=== Begin Enclosure ===

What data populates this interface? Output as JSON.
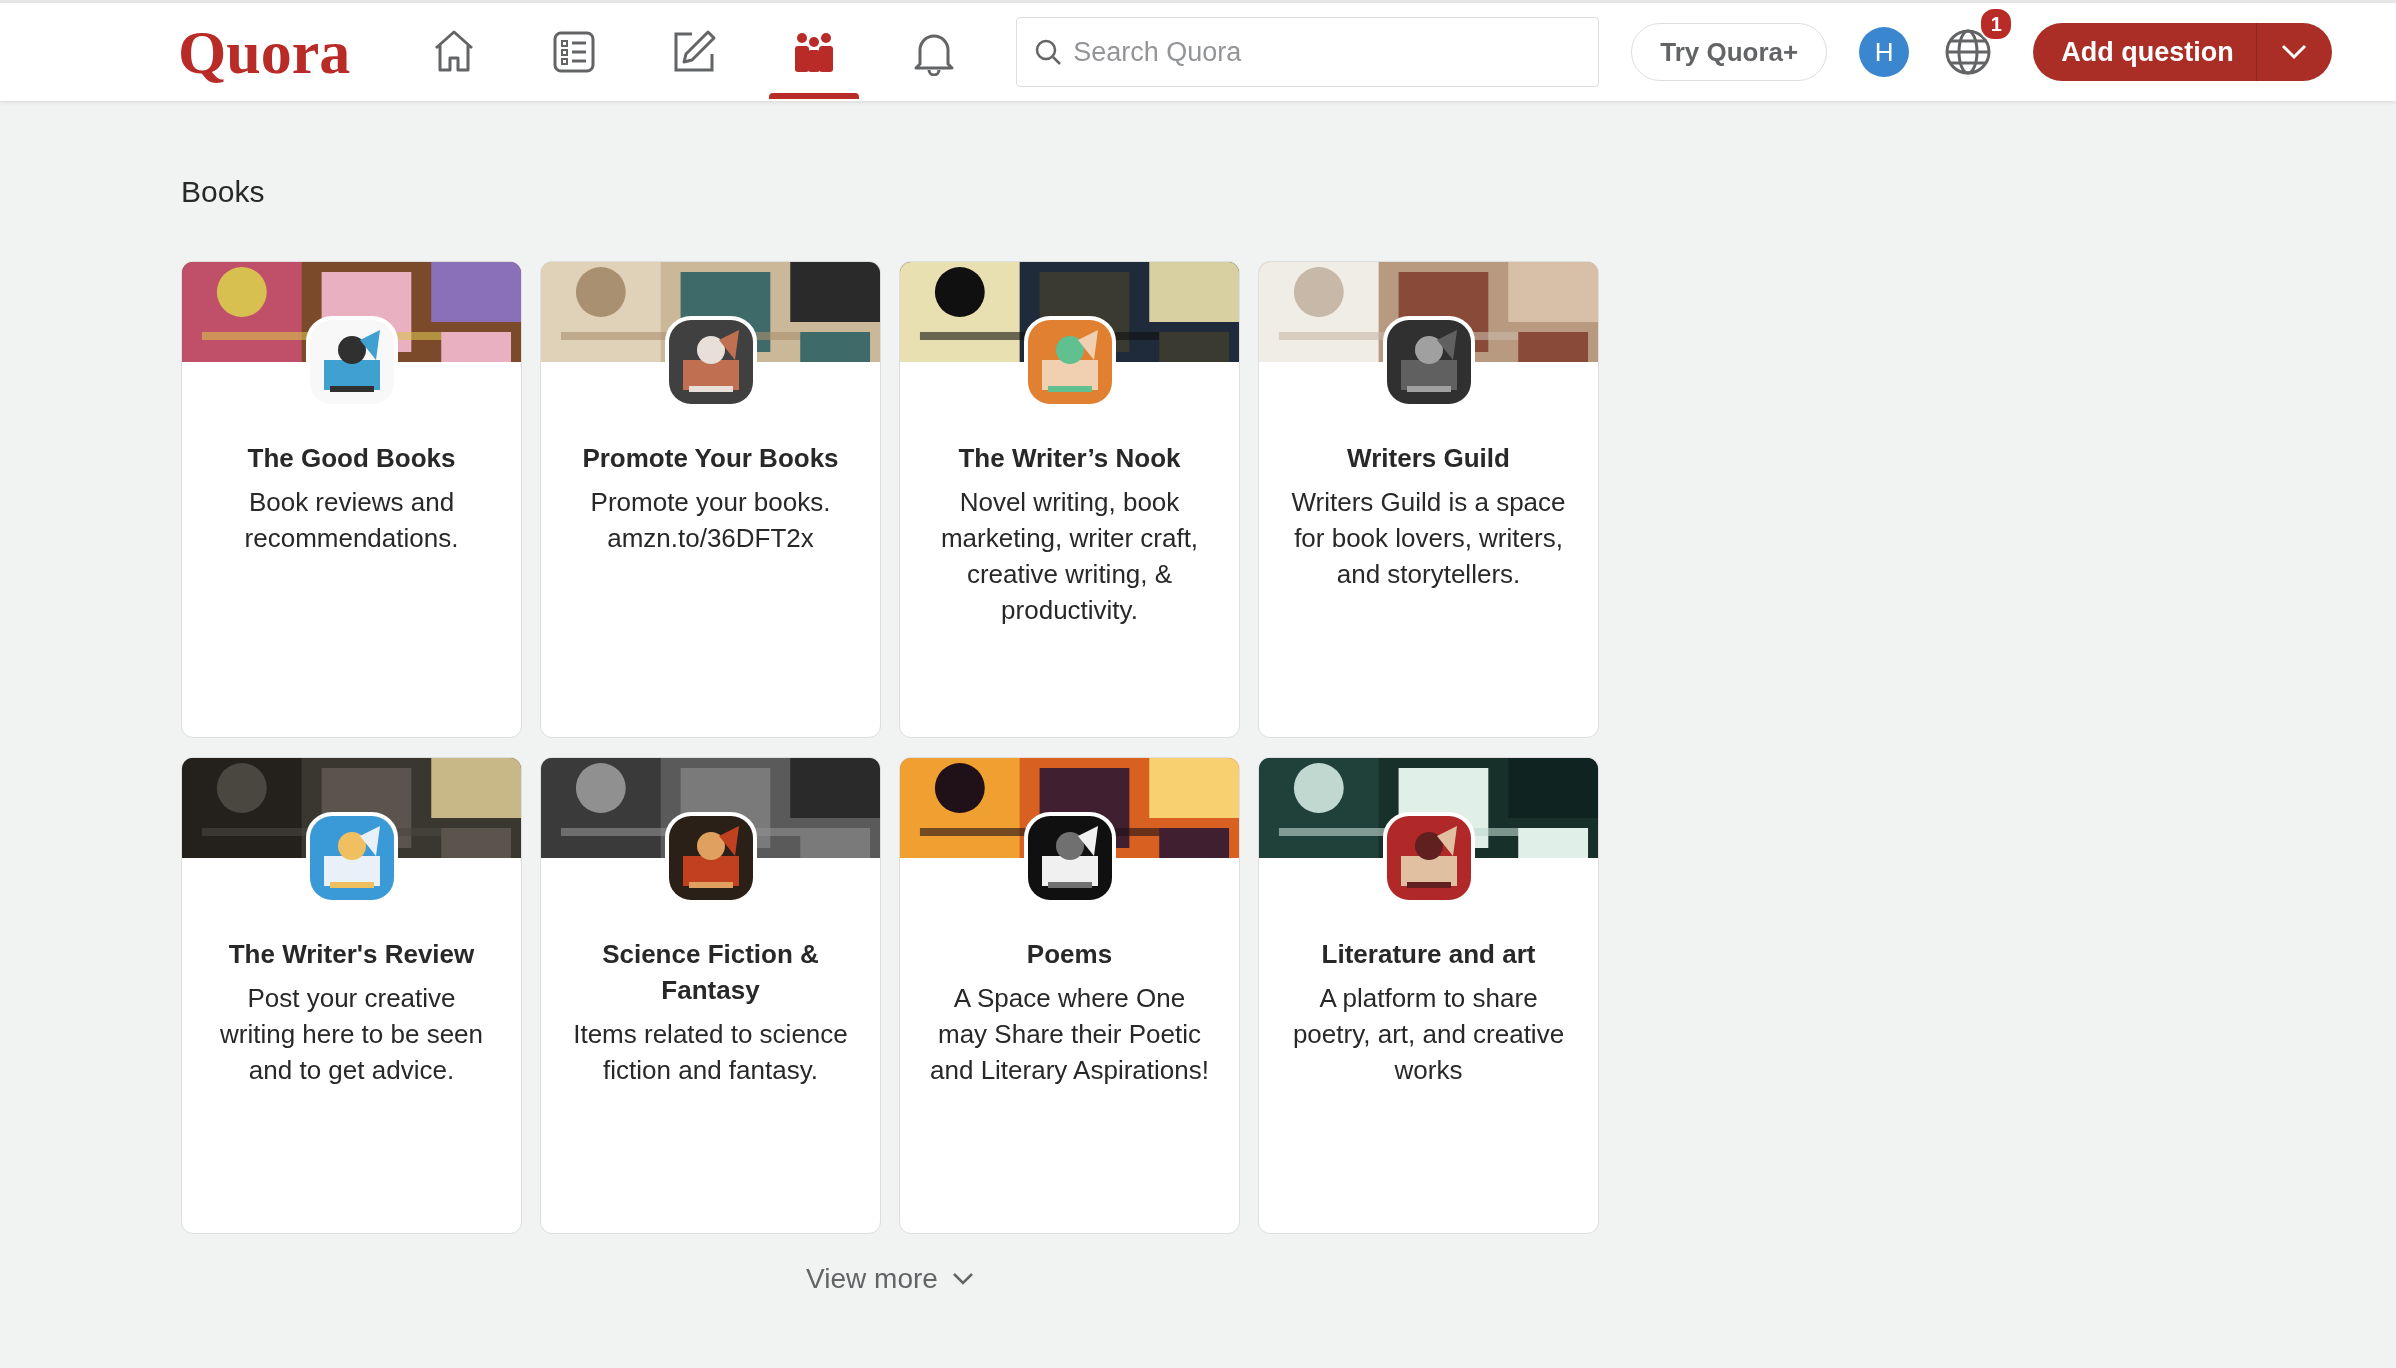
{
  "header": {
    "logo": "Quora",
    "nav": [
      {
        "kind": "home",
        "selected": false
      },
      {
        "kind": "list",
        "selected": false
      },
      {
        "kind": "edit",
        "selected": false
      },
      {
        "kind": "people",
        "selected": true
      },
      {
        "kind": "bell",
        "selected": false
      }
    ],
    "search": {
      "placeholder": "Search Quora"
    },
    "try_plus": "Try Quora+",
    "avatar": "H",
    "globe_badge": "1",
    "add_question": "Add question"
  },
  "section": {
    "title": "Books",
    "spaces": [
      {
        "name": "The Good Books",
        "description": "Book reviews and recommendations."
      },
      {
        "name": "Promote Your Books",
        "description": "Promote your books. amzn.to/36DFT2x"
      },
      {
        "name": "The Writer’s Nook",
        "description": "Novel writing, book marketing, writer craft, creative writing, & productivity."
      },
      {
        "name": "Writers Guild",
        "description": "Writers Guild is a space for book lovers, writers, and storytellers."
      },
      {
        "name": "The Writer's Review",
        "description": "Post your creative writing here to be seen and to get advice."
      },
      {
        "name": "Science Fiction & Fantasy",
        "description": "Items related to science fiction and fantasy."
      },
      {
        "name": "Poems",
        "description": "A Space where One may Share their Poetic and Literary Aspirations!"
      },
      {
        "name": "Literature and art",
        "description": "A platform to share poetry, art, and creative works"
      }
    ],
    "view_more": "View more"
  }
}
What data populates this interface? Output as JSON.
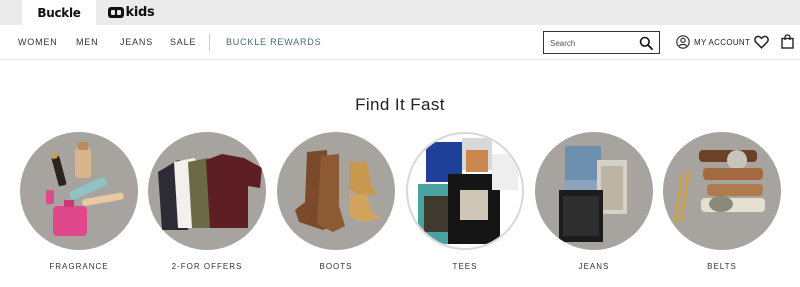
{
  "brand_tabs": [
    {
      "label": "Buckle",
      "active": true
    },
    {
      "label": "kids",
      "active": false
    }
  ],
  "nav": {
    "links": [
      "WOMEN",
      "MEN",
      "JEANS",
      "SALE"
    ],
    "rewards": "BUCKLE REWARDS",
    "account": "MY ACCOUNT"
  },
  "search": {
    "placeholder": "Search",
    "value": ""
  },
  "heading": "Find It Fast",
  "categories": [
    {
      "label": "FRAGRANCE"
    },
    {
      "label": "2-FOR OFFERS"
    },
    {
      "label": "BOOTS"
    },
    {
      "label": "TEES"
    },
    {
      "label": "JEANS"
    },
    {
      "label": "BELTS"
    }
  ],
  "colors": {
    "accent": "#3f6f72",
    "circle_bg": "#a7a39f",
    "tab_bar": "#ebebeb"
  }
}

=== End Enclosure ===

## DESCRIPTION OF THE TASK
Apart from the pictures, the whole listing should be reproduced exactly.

## SOLUTION TO THIS TASK
What data populates this interface? Output as JSON.
{
  "header": {
    "logo": "Quora",
    "nav": [
      {
        "kind": "home",
        "selected": false
      },
      {
        "kind": "list",
        "selected": false
      },
      {
        "kind": "edit",
        "selected": false
      },
      {
        "kind": "people",
        "selected": true
      },
      {
        "kind": "bell",
        "selected": false
      }
    ],
    "search": {
      "placeholder": "Search Quora"
    },
    "try_plus": "Try Quora+",
    "avatar": "H",
    "globe_badge": "1",
    "add_question": "Add question"
  },
  "section": {
    "title": "Books",
    "spaces": [
      {
        "name": "The Good Books",
        "description": "Book reviews and recommendations."
      },
      {
        "name": "Promote Your Books",
        "description": "Promote your books. amzn.to/36DFT2x"
      },
      {
        "name": "The Writer’s Nook",
        "description": "Novel writing, book marketing, writer craft, creative writing, & productivity."
      },
      {
        "name": "Writers Guild",
        "description": "Writers Guild is a space for book lovers, writers, and storytellers."
      },
      {
        "name": "The Writer's Review",
        "description": "Post your creative writing here to be seen and to get advice."
      },
      {
        "name": "Science Fiction & Fantasy",
        "description": "Items related to science fiction and fantasy."
      },
      {
        "name": "Poems",
        "description": "A Space where One may Share their Poetic and Literary Aspirations!"
      },
      {
        "name": "Literature and art",
        "description": "A platform to share poetry, art, and creative works"
      }
    ],
    "view_more": "View more"
  }
}
What data populates this interface? Output as JSON.
{
  "brand_tabs": [
    {
      "label": "Buckle",
      "active": true
    },
    {
      "label": "kids",
      "active": false
    }
  ],
  "nav": {
    "links": [
      "WOMEN",
      "MEN",
      "JEANS",
      "SALE"
    ],
    "rewards": "BUCKLE REWARDS",
    "account": "MY ACCOUNT"
  },
  "search": {
    "placeholder": "Search",
    "value": ""
  },
  "heading": "Find It Fast",
  "categories": [
    {
      "label": "FRAGRANCE"
    },
    {
      "label": "2-FOR OFFERS"
    },
    {
      "label": "BOOTS"
    },
    {
      "label": "TEES"
    },
    {
      "label": "JEANS"
    },
    {
      "label": "BELTS"
    }
  ],
  "colors": {
    "accent": "#3f6f72",
    "circle_bg": "#a7a39f",
    "tab_bar": "#ebebeb"
  }
}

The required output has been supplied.